For ocean travelers, the place names and ports around the world cycle through the book with familiarity like constellations. Names of people, businesses, and details of the scenes, though, are mostly history now. When the Wilcox family anchored to get fresh water in the Marquesas, Daniel and his wife showed them around. At the remote atoll of Suwarrow, Tom Neale came out to greet them and shared vegetables. In Australia, at that time, customs clearance was “laid back” for cruising sailors, though piles in the river are still the “cheapest moorage in Brisbane” and “southerly busters” and “crocs” are still a worry “up the reef.” In 1976-77, half of the cruisers in the Indian Ocean were opting for the Red Sea route, and instead of a threat of piracy or international conflict, their focus of “horrors” was on the headwinds. Israel, Turkey, Cyprus, Morocco. Without Guidebooks and with a freedom that is no longer feasible today, the Wilcox family went wherever the winds of the Mediterranean took them. Sailing to the Caribbean Sea and then the Panama Canal, they found themselves back among Americans, but in four-and-a-half years, much had changed. The economic gulf they saw between themselves and other cruisers was “of epic proportions.” The costs, and news that Chuck’s father was sick and his health failing, compelled the family to return home to California.
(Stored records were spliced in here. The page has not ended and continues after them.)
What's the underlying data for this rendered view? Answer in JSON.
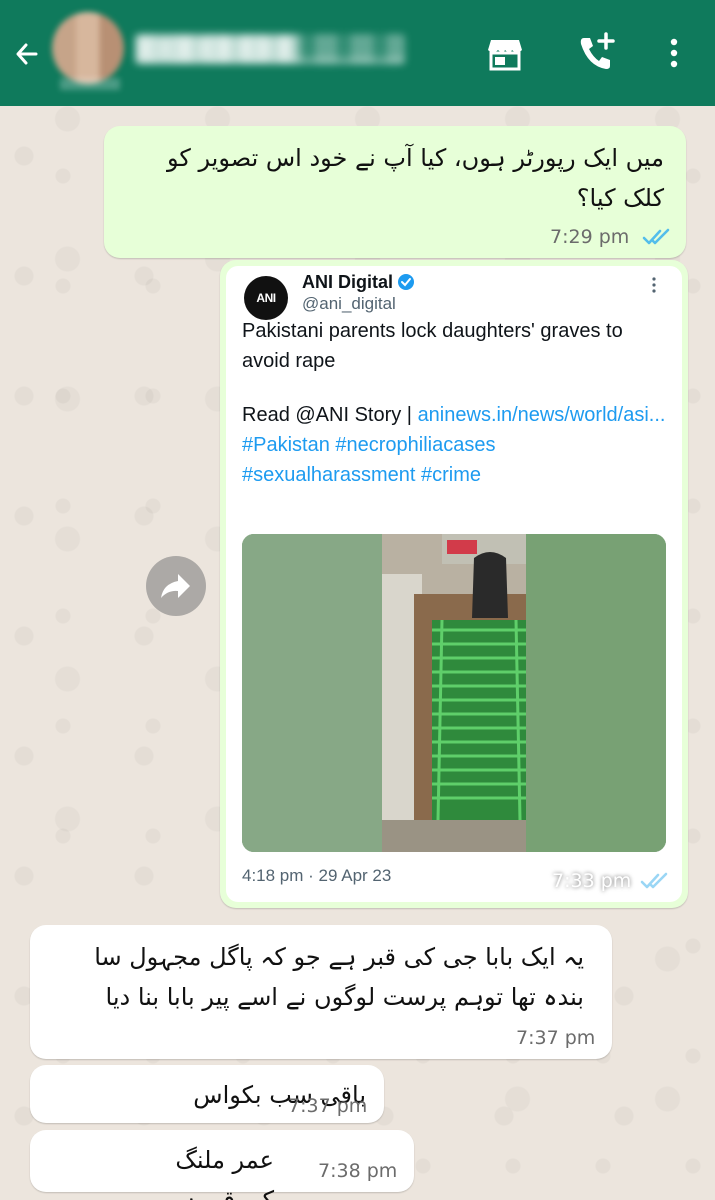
{
  "header": {
    "contact_name": "████████ ███████████████",
    "colors": {
      "bar": "#0f7a5c",
      "icon": "#ffffff"
    },
    "icons": [
      "back-arrow-icon",
      "store-icon",
      "add-call-icon",
      "more-vert-icon"
    ]
  },
  "messages": [
    {
      "direction": "out",
      "text": "میں ایک رپورٹر ہوں، کیا آپ نے خود اس تصویر کو کلک کیا؟",
      "time": "7:29 pm",
      "status": "read"
    },
    {
      "direction": "out",
      "type": "tweet-screenshot",
      "time": "7:33 pm",
      "status": "read",
      "tweet": {
        "logo_text": "ANI",
        "author": "ANI Digital",
        "handle": "@ani_digital",
        "headline": "Pakistani parents lock daughters' graves to avoid rape",
        "read_prefix": "Read @ANI Story | ",
        "link": "aninews.in/news/world/asi...",
        "hashtags_line1": "#Pakistan #necrophiliacases",
        "hashtags_line2": "#sexualharassment #crime",
        "date": "4:18 pm · 29 Apr 23"
      }
    },
    {
      "direction": "in",
      "text": "یہ ایک بابا جی کی قبر ہے جو کہ پاگل مجہول سا بندہ تھا توہم پرست لوگوں نے اسے پیر بابا بنا دیا",
      "time": "7:37 pm"
    },
    {
      "direction": "in",
      "text": "باقی سب بکواس ہے",
      "time": "7:37 pm"
    },
    {
      "direction": "in",
      "text": "عمر ملنگ کی قبر ہے یہ",
      "time": "7:38 pm"
    }
  ],
  "colors": {
    "outgoing_bubble": "#e7ffd8",
    "incoming_bubble": "#ffffff",
    "read_ticks": "#53bdeb",
    "link": "#1d9bf0",
    "wallpaper": "#ece5dd"
  }
}
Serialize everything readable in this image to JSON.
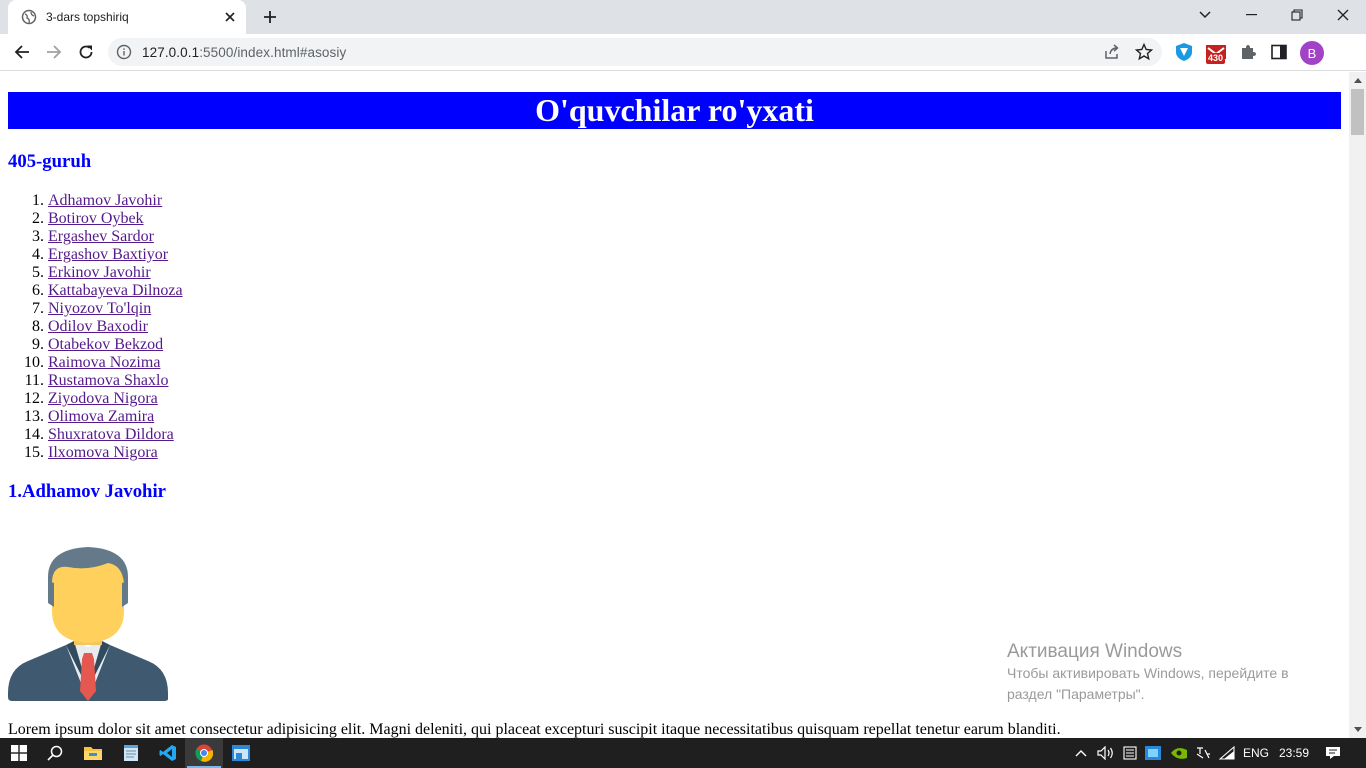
{
  "browser": {
    "tab_title": "3-dars topshiriq",
    "url_host": "127.0.0.1",
    "url_path": ":5500/index.html#asosiy",
    "extension_badge": "430",
    "profile_initial": "B"
  },
  "page": {
    "title": "O'quvchilar ro'yxati",
    "group_heading": "405-guruh",
    "students": [
      "Adhamov Javohir",
      "Botirov Oybek",
      "Ergashev Sardor",
      "Ergashov Baxtiyor",
      "Erkinov Javohir",
      "Kattabayeva Dilnoza",
      "Niyozov To'lqin",
      "Odilov Baxodir",
      "Otabekov Bekzod",
      "Raimova Nozima",
      "Rustamova Shaxlo",
      "Ziyodova Nigora",
      "Olimova Zamira",
      "Shuxratova Dildora",
      "Ilxomova Nigora"
    ],
    "student_heading": "1.Adhamov Javohir",
    "lorem": "Lorem ipsum dolor sit amet consectetur adipisicing elit. Magni deleniti, qui placeat excepturi suscipit itaque necessitatibus quisquam repellat tenetur earum blanditi."
  },
  "activation": {
    "title": "Активация Windows",
    "line1": "Чтобы активировать Windows, перейдите в",
    "line2": "раздел \"Параметры\"."
  },
  "taskbar": {
    "language": "ENG",
    "time": "23:59"
  },
  "colors": {
    "title_bg": "#0000ff",
    "heading": "#0000ff",
    "link_visited": "#551a8b"
  }
}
The final passage is also epic. At one point in the voyage Garth wrote “NUTS,” in the log. His father wrote “Or DJL [Davey Jones Locker].” His sister wrote, “I HATE THIS.” VELA sailed through wind and calm, her bottom covered with barnacles on barnacles; she had a broken toilet, a 6’ wildly dislodged spreader, and a broken watch upon which they were totally dependent for their celestial navigation, along with dwindling food, water and fuel. The Wilcox family finally sailed into San Francisco Bay on July 2, 1978, 86 days from Panama. There was no fanfare. The month-overdue yacht was at first even overlooked by the Coast Guard.
After years away, the family struggled to fit in and, like most ocean sailors, they never will. On their first night ashore in their former Palo Alto home, they slept together on the boat cushions one last time. Soon, VELA was “adopted” for $14,000.
Only Garth ever sailed again.
It’s one thing to write your own tale of a sailing journey, but in Sea Trials, Hinman has written a tribute to her husband and his family. It’s a book of love. She’s also contributed rare, timeless and now mostly impossible-to-repeat sailing experiences for the world sailing audiences. It made me long to be on the ocean again, without electronics, 24-hour world news, satellite monitoring of our location, and blogs. It made me grateful to be one of the tribe who holds onto the lessons and love of bluewater as if life depend on it. We cherish the verdicts of our own Sea Trials.
Kaci Cronkite lives in Port Townsend, Washington, and wherever the wind blows. She’s the author of FINDING PAX: THE UNEXPECTED JOURNEY OF A LITTLE WOODEN BOAT. Learn more at www.kacicronkhite.com.